| TO DO |
Begin with the line containing "Output a JSON" and end with the last line of the data below; return those lines exactly, and only those.

Excerpts from a dataset
──────

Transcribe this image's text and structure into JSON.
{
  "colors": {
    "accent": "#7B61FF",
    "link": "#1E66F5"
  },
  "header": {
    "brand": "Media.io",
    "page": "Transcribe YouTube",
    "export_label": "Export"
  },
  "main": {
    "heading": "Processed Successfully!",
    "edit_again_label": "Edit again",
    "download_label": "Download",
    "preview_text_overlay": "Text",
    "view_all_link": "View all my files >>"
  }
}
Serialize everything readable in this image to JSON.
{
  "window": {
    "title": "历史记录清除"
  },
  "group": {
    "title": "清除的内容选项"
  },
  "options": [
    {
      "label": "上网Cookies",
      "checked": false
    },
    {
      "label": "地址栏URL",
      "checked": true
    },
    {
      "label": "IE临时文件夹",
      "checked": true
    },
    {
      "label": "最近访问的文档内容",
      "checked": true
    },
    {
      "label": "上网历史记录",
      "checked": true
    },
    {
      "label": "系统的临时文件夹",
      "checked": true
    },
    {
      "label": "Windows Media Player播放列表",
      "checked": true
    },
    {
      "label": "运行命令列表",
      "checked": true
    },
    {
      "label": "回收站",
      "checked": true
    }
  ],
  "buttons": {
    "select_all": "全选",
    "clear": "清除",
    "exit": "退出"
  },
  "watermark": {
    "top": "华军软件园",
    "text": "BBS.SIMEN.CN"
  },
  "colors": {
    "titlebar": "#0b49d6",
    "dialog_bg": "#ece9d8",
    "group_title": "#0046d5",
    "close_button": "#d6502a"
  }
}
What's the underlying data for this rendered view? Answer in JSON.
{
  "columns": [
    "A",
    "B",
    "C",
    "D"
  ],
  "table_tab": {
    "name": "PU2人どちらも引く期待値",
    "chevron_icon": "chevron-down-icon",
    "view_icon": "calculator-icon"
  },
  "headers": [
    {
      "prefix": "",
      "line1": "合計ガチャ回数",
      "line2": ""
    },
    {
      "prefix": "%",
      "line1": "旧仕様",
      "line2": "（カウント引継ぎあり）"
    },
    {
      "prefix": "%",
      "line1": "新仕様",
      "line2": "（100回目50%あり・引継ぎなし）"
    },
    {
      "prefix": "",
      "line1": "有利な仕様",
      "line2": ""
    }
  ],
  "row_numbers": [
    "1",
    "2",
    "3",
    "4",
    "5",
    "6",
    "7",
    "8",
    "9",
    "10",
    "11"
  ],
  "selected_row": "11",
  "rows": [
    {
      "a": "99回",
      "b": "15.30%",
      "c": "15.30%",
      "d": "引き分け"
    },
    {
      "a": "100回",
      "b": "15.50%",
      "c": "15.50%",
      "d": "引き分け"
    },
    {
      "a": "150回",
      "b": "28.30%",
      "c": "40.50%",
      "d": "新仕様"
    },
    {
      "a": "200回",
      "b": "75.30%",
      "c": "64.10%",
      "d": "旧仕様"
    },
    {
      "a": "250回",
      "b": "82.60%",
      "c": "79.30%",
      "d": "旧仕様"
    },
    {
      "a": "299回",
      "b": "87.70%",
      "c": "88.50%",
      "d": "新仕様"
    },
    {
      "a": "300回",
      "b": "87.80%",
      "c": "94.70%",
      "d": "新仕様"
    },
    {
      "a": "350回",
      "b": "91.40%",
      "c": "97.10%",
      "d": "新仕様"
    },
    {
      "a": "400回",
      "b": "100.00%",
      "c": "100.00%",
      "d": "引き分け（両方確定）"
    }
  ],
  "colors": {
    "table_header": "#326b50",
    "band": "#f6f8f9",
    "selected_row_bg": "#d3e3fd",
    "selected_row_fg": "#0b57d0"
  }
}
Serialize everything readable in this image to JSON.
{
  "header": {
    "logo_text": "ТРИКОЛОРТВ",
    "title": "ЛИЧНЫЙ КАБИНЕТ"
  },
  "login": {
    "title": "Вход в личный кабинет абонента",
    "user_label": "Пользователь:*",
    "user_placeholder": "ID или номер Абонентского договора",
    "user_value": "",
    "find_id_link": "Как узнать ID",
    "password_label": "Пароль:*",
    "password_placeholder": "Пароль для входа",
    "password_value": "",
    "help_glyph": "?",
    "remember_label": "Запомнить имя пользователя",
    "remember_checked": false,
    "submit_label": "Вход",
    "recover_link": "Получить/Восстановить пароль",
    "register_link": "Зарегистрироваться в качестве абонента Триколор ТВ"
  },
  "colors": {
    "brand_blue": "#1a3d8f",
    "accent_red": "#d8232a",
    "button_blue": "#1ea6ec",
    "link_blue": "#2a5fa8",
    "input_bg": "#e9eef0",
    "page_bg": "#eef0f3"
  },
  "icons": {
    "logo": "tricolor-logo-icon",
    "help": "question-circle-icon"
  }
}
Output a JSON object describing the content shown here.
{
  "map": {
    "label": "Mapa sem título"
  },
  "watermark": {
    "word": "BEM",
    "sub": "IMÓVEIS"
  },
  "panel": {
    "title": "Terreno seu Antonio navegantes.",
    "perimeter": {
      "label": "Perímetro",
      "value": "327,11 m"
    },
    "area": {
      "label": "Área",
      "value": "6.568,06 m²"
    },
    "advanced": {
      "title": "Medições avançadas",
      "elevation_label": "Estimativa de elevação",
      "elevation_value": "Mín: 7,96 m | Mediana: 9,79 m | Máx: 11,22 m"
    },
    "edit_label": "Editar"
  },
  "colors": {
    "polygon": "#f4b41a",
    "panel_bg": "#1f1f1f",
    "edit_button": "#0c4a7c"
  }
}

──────

| WORKED SOLUTION |
Output a JSON object describing the content shown here.
{
  "map": {
    "label": "Mapa sem título"
  },
  "watermark": {
    "word": "BEM",
    "sub": "IMÓVEIS"
  },
  "panel": {
    "title": "Terreno seu Antonio navegantes.",
    "perimeter": {
      "label": "Perímetro",
      "value": "327,11 m"
    },
    "area": {
      "label": "Área",
      "value": "6.568,06 m²"
    },
    "advanced": {
      "title": "Medições avançadas",
      "elevation_label": "Estimativa de elevação",
      "elevation_value": "Mín: 7,96 m | Mediana: 9,79 m | Máx: 11,22 m"
    },
    "edit_label": "Editar"
  },
  "colors": {
    "polygon": "#f4b41a",
    "panel_bg": "#1f1f1f",
    "edit_button": "#0c4a7c"
  }
}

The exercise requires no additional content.